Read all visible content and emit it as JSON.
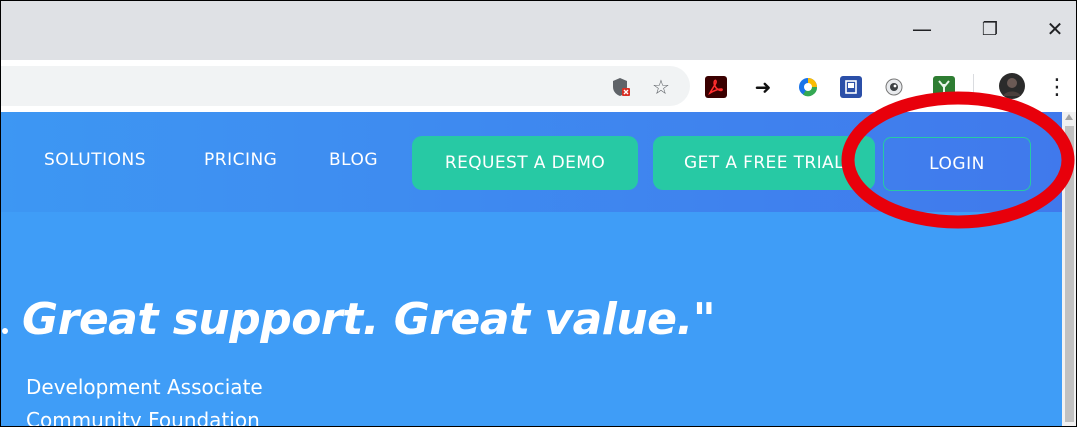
{
  "browser": {
    "window_controls": {
      "minimize_glyph": "—",
      "restore_glyph": "❐",
      "close_glyph": "✕"
    },
    "toolbar_icons": [
      {
        "name": "shield-blocked-icon",
        "glyph": "⛉"
      },
      {
        "name": "bookmark-star-icon",
        "glyph": "☆"
      },
      {
        "name": "acrobat-icon",
        "glyph": "⅄"
      },
      {
        "name": "share-arrow-icon",
        "glyph": "➜"
      },
      {
        "name": "chrome-extension-icon",
        "glyph": "◍"
      },
      {
        "name": "reader-icon",
        "glyph": "▣"
      },
      {
        "name": "eye-extension-icon",
        "glyph": "◉"
      },
      {
        "name": "plant-extension-icon",
        "glyph": "¥"
      },
      {
        "name": "profile-avatar-icon",
        "glyph": "●"
      },
      {
        "name": "menu-kebab-icon",
        "glyph": "⋮"
      }
    ]
  },
  "nav": {
    "links": [
      "SOLUTIONS",
      "PRICING",
      "BLOG"
    ],
    "request_demo": "REQUEST A DEMO",
    "free_trial": "GET A FREE TRIAL",
    "login": "LOGIN"
  },
  "hero": {
    "quote": "Great support. Great value.\"",
    "attribution_title": "Development Associate",
    "attribution_org": "Community Foundation"
  },
  "colors": {
    "page_blue": "#3f9df7",
    "button_teal": "#27c9a4",
    "annotation_red": "#e8000b"
  }
}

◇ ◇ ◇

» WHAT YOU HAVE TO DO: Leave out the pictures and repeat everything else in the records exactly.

» SOLUTION TO THE PROBLEM:
Read all visible content and emit it as JSON.
{
  "browser": {
    "window_controls": {
      "minimize_glyph": "—",
      "restore_glyph": "❐",
      "close_glyph": "✕"
    },
    "toolbar_icons": [
      {
        "name": "shield-blocked-icon",
        "glyph": "⛉"
      },
      {
        "name": "bookmark-star-icon",
        "glyph": "☆"
      },
      {
        "name": "acrobat-icon",
        "glyph": "⅄"
      },
      {
        "name": "share-arrow-icon",
        "glyph": "➜"
      },
      {
        "name": "chrome-extension-icon",
        "glyph": "◍"
      },
      {
        "name": "reader-icon",
        "glyph": "▣"
      },
      {
        "name": "eye-extension-icon",
        "glyph": "◉"
      },
      {
        "name": "plant-extension-icon",
        "glyph": "¥"
      },
      {
        "name": "profile-avatar-icon",
        "glyph": "●"
      },
      {
        "name": "menu-kebab-icon",
        "glyph": "⋮"
      }
    ]
  },
  "nav": {
    "links": [
      "SOLUTIONS",
      "PRICING",
      "BLOG"
    ],
    "request_demo": "REQUEST A DEMO",
    "free_trial": "GET A FREE TRIAL",
    "login": "LOGIN"
  },
  "hero": {
    "quote": "Great support. Great value.\"",
    "attribution_title": "Development Associate",
    "attribution_org": "Community Foundation"
  },
  "colors": {
    "page_blue": "#3f9df7",
    "button_teal": "#27c9a4",
    "annotation_red": "#e8000b"
  }
}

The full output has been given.